* Listed records *
- - -
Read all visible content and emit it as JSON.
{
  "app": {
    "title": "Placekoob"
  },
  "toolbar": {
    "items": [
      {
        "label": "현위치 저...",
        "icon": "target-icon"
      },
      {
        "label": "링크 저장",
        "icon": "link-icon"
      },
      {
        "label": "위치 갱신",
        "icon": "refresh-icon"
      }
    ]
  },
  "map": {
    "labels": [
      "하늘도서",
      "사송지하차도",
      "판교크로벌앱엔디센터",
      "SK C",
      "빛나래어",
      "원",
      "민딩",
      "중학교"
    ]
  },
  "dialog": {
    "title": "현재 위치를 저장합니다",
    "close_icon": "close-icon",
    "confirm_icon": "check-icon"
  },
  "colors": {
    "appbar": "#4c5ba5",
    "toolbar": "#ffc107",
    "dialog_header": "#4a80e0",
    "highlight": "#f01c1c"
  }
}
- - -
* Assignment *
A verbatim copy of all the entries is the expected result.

* Solution to this problem *
Read all visible content and emit it as JSON.
{
  "app": {
    "title": "Placekoob"
  },
  "toolbar": {
    "items": [
      {
        "label": "현위치 저...",
        "icon": "target-icon"
      },
      {
        "label": "링크 저장",
        "icon": "link-icon"
      },
      {
        "label": "위치 갱신",
        "icon": "refresh-icon"
      }
    ]
  },
  "map": {
    "labels": [
      "하늘도서",
      "사송지하차도",
      "판교크로벌앱엔디센터",
      "SK C",
      "빛나래어",
      "원",
      "민딩",
      "중학교"
    ]
  },
  "dialog": {
    "title": "현재 위치를 저장합니다",
    "close_icon": "close-icon",
    "confirm_icon": "check-icon"
  },
  "colors": {
    "appbar": "#4c5ba5",
    "toolbar": "#ffc107",
    "dialog_header": "#4a80e0",
    "highlight": "#f01c1c"
  }
}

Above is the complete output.